We started off in a lazy unhurried way and went to the Mt to the 20th Rotary Used Book Sale held in a vast cool store..... missed the huge rush and queueing by getting there about 2.5 hours after opening. It has turned into a really big event,( photo shows about half the area ) with books of all sorts; magazines; CDs; sheet music and cassettes. We both did very well finding an array of reading and 5 CDs.( photo of mine here and DH did even better.)

Then we went and had lunch at the Classic Flyers ( where DH is a member ) then back across the bridge into Tauranga where finding a park was well nigh impossible because of the Jazz Feastival being held there.( many streets were blocked off ) With just a little patience we got a park and were just in time after walking a way to get into the movie I wanted to see.

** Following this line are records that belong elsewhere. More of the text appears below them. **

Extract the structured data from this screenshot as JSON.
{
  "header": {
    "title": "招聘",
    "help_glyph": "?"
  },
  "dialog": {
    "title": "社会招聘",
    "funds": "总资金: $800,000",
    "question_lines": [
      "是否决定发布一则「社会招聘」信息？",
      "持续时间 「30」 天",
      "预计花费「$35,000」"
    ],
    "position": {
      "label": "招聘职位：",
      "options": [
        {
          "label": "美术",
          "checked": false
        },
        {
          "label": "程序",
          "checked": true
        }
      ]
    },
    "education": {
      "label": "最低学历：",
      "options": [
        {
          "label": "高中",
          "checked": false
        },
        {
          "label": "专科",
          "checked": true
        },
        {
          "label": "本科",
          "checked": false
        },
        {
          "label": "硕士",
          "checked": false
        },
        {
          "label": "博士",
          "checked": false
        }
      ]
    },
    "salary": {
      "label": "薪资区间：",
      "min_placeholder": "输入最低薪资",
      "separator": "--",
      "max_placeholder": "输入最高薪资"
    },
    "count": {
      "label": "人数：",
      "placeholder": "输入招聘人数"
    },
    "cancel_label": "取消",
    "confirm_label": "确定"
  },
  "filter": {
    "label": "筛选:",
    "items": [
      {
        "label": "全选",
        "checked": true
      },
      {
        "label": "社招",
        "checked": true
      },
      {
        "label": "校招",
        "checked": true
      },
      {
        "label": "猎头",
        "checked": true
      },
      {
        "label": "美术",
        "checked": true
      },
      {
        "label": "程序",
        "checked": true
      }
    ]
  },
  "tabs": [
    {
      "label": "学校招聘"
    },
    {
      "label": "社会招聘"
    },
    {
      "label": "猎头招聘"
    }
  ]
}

Miss Potter. It was quite delightful with fabulous scenery in the Lakes District in UK. It was just a lovely natural story with Renee Zellweger being quite believable. I think Beatrix Potter would have approved. Apparently her"The Tale of Peter Rabbit," is still the best selling children's book of all time!

Of course I particularly liked the way Beatrix moved against the norms of her time to be a person in her own right!

Tuesday, April 03, 2007

Tree Removal.

There has been all sorts going on around here. Last week we had 5 large trees removed ( for safety reasons )- all lifted out over garden or kiwifruit blocks without doing any damage.We had professionals do this lot. Today we had the big Chipper come and munch them up into a huge pile of mulch for us to put around the avocado trees after it rots down some.
This week I am on Jury Duty.That meant an early start yesterday and horrendous traffic to get there in plenty of time. On this occassion I wasn't needed so was back home after about 2 hours. Not needed today or tomorrow but might be on Thursday. It really stuffs up ones planning, but never mind. This is the 3rd time I have been called in the last few years - last time I got on. Hope they share it around a bit more cause the recompense is pitiful - still I would want a thinking sensible jury if it was me on the other end so I suppose one has to do ones public duty. I sat and hand sewed while I waited - some of those twiddling their thumbs commented that they wished they had thought to bring something to do! ( Just like "The Tale of Two Cities" - woman quilts in courtroom! ) Those things are always hurry up and wait!